Joakim Soria wants to close

4 Comments

After my post about Joakim Soria’s no-trade clause keeping him from the Yankees yesterday, many of you responded with “sure, but wouldn’t he want the chance to play on a winner? That would trump the saves!”  Answer: no it wouldn’t. Jon Paul Morosi:

Soria’s $6 million contract option for 2012 will vest automatically with 55 games finished in 2011. But it’s hard to finish that many games if you’re not the closer. That’s why his no-trade clause offers him protection for deals to several teams that have veteran closers.

Those clubs, according to a major league source, are the Yankees, Red Sox, Tigers, Phillies, Cardinals and Cubs.

Frankly, I think he’d have a better chance of it vesting with the Phillies than anywhere given Brad Lidge’s adventures, but the point remains: Soria needs to close for his options to vest. In addition to the 2012 option, he has an $8 million in 2013 and an $8.75 million option for 2014.
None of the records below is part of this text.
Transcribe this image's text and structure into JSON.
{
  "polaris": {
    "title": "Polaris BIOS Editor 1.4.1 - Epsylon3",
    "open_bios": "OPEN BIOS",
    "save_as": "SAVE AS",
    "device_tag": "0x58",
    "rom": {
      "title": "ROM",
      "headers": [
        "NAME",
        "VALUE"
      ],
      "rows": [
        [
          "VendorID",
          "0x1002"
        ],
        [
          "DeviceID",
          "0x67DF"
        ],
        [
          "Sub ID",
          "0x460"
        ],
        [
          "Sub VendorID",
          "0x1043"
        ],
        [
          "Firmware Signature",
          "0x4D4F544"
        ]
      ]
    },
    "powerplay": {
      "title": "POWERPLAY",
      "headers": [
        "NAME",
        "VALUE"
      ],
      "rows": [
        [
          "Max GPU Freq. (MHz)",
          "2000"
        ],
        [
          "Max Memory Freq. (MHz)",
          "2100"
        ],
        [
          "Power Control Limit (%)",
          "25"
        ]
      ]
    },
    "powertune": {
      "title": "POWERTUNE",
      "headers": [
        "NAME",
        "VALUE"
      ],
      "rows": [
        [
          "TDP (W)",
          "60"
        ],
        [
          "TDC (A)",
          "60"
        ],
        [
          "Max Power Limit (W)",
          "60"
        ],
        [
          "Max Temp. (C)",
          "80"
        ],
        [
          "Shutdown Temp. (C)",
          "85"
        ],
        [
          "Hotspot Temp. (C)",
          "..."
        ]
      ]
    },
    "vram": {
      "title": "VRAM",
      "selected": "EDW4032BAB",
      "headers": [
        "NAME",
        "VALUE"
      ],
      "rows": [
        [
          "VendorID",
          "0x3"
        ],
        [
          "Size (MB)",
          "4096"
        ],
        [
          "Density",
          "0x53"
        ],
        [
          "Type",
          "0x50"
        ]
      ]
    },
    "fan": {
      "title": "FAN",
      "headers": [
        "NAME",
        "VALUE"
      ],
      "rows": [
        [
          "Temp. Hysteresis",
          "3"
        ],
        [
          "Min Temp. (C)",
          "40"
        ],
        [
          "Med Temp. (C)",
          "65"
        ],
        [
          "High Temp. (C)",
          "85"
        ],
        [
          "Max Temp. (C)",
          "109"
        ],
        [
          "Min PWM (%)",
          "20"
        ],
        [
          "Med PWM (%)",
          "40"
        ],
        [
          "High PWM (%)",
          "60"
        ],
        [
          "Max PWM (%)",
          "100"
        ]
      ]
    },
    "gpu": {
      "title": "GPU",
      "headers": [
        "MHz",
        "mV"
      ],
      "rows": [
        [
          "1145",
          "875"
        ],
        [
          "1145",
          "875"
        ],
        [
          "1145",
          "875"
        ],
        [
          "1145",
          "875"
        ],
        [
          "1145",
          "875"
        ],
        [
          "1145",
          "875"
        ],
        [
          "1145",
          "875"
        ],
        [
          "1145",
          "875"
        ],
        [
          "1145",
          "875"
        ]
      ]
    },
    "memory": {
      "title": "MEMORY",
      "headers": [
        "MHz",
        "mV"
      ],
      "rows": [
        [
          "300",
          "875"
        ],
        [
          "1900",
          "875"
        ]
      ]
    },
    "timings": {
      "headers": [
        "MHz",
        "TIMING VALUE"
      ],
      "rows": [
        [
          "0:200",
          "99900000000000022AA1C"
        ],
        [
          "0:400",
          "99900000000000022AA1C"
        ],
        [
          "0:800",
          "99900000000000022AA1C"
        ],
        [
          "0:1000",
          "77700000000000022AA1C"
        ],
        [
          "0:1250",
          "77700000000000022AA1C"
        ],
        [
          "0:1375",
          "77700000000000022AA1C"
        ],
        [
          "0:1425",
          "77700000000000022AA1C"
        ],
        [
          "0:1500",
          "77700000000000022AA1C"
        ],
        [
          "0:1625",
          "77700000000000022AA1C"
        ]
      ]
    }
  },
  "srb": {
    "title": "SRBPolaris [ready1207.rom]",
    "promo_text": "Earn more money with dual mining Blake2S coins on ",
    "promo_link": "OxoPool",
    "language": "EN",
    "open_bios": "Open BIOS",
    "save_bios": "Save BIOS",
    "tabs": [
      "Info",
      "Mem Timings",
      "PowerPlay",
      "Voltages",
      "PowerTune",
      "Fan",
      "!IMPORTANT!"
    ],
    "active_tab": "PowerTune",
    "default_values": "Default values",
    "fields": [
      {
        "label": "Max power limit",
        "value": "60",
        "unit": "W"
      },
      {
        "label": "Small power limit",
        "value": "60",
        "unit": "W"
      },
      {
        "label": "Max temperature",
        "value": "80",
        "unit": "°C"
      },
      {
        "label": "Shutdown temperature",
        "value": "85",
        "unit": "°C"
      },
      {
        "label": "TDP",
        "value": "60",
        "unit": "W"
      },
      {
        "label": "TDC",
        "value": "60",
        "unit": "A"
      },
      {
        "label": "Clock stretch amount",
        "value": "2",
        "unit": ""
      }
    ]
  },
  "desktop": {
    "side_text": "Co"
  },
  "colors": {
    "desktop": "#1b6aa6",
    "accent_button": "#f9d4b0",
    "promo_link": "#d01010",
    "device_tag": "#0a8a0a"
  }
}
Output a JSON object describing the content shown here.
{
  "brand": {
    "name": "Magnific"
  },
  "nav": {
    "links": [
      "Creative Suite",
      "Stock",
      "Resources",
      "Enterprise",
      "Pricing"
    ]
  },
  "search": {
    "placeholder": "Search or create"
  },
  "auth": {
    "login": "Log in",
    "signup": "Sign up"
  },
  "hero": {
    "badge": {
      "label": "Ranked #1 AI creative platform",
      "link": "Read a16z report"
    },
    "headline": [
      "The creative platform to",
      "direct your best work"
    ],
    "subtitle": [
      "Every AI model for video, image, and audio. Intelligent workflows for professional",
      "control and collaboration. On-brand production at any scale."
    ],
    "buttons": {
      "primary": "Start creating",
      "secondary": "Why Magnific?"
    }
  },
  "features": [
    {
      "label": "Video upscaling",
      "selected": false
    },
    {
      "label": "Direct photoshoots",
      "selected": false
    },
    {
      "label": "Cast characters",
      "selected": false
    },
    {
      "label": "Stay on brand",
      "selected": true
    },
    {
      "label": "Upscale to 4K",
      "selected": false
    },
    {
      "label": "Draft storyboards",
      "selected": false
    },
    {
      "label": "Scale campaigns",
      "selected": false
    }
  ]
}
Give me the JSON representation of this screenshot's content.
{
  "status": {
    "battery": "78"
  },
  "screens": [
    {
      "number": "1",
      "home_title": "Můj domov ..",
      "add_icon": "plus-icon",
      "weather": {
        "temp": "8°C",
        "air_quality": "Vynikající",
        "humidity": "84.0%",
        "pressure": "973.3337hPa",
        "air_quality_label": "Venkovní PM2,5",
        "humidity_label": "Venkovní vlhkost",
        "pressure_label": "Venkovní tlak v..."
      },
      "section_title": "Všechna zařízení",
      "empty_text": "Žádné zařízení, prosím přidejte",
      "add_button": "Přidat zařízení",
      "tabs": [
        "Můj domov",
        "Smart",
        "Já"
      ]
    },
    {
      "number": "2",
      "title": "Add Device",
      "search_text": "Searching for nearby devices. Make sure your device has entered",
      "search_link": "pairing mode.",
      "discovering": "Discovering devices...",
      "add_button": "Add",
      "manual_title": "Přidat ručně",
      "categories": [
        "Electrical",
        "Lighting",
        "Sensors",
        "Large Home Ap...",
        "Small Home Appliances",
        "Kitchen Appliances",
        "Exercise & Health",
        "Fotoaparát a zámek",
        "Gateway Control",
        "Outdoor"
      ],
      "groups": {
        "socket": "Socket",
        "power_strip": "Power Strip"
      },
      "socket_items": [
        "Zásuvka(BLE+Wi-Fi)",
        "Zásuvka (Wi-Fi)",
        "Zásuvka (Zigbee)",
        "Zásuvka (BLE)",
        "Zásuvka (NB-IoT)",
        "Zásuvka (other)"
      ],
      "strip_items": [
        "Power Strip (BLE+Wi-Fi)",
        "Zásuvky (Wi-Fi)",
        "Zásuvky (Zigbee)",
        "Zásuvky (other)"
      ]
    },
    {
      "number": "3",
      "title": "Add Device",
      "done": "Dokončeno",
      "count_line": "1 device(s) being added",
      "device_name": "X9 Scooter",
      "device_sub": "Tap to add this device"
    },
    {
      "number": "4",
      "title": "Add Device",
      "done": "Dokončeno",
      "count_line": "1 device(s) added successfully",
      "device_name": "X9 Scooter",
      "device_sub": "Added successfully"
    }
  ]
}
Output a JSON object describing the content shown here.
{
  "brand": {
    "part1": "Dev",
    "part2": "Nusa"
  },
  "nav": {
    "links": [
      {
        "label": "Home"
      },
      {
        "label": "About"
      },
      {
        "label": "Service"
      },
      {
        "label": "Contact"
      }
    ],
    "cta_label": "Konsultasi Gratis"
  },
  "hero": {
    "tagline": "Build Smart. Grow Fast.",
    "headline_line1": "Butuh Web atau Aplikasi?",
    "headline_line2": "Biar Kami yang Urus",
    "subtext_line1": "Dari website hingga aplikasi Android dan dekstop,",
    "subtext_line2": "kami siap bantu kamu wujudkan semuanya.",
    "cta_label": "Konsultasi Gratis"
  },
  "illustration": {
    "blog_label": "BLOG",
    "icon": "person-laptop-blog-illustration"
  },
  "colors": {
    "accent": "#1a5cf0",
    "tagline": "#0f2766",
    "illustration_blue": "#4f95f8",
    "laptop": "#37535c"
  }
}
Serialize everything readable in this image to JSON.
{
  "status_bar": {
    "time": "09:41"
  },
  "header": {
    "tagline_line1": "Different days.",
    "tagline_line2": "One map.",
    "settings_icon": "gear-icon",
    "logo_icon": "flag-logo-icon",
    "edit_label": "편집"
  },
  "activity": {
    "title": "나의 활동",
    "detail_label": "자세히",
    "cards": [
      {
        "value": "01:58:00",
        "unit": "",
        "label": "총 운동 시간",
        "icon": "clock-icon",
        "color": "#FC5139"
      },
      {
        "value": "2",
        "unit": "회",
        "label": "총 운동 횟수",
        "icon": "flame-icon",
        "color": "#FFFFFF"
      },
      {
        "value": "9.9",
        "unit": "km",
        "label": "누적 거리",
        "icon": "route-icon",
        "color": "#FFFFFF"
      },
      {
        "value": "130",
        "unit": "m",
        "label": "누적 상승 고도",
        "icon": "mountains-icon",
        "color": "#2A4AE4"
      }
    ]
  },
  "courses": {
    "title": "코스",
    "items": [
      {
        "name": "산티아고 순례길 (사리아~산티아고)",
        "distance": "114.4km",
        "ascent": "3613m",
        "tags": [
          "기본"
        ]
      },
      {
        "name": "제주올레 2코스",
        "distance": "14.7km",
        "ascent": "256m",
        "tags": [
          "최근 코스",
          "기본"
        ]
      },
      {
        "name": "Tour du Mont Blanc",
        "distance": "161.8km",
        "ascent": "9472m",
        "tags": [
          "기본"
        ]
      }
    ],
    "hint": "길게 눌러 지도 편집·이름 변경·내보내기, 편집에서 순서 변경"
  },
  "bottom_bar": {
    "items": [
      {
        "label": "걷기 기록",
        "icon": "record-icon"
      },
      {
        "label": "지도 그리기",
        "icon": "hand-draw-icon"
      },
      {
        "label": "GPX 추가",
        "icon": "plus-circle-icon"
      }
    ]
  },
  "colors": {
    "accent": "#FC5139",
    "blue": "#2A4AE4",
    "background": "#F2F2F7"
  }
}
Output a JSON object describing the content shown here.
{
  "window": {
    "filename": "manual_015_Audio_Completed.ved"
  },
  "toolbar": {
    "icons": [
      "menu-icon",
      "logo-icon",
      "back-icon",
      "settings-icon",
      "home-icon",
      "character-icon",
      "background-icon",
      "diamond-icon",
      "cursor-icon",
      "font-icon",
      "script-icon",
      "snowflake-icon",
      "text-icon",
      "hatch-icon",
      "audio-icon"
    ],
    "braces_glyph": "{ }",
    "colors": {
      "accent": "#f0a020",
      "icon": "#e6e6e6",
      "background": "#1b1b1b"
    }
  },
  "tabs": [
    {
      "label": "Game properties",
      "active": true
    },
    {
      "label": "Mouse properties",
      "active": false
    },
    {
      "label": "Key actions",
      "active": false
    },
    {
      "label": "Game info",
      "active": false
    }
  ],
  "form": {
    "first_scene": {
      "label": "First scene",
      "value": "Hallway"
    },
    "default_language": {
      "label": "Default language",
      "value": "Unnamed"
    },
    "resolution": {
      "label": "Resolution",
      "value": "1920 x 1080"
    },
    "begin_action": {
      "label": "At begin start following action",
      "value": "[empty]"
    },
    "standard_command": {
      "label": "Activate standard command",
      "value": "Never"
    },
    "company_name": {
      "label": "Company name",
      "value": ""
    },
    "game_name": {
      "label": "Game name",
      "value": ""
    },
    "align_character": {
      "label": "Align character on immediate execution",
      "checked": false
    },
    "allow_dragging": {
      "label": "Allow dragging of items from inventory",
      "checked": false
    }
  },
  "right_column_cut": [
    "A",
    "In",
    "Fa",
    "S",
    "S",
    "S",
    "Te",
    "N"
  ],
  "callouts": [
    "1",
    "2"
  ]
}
Sure, there’s an argument that he could do better than that, but that’s only if he remains an elite closer, isn’t it? And if he falls off at all from elite closer status, there won’t be any $22 million deals out there for him, I’d presume.

Marlins, Giants get into heated beanball war

Ezra Shaw/Getty Images
8 Comments

You may have heard that Giants closer Hunter Strickland broke his hand punching a door in frustration after Monday night’s subpar performance. He’ll miss six to eight weeks as a result. Strickland came in to protect a 4-2 lead but ended up giving up three runs. The tying run was knocked in by Lewis Brinson on a single to right field. Brinson moved to third base on a go-ahead single by Miguel Rojas, which prompted manager Bruce Bochy to take Strickland out of the game.

On his way to the dugout, Strickland started chirping at Brinson. Much like Bryce Harper and Strickland, Brinson and Strickland have a bit of a history. Last Thursday, Brinson handed Strickland a blown save with a sacrifice fly to deep center field. Brinson was happy to help his team tie the game, pumping his fast and saying, “Let’s go” at no one in particular. That rubbed Strickland the wrong way. Everything seems to rub Strickland the wrong way.

During Tuesday night’s game, Giants starter Dereck Rodriguez threw at Brinson with the first pitch, a 92 MPH fastball. Home plate umpire Andy Fletcher issued warnings to both benches. Manager Don Mattingly came out to argue, suggesting that his team hadn’t done anything wrong so it was unfair to essentially take the inside part of the plate away from his pitchers. On his way back to the dugout, Mattingly could be seen saying, “You’re next” to catcher Buster Posey.

The Giants scored twice in the bottom of the second against Dan Straily to extend their lead to 3-0. Posey came to the plate with a runner on first base and one out. Straily hit Posey with a 91 MPH fastball on the first pitch, prompting ejections of both Straily and Mattingly. Posey was hit on the arm. If the pitch had come in a bit lower and hit Posey on the wrist or hand, Posey might have had to go on the disabled list for a couple months. Or if the pitch had hit Posey a couple of inches higher, in the head, then who knows what would have happened.

Things calmed down from there, thankfully. The two clubs have one more game against each other in San Francisco on Wednesday and that will be the final time they meet this season. If anything further is going to happen — and hopefully, nothing happens — then it will come tomorrow.

Straily will almost certainly be facing a suspension and a fine, as will Mattingly. It’s less clear if Rodriguez and/or Bochy will be reprimanded for throwing at Brinson, even though it was fairly obvious the pitch was intentional. Regardless, the punishments amount to just one missed start for the pitchers, which isn’t nearly enough of a detriment to deter beanball wars.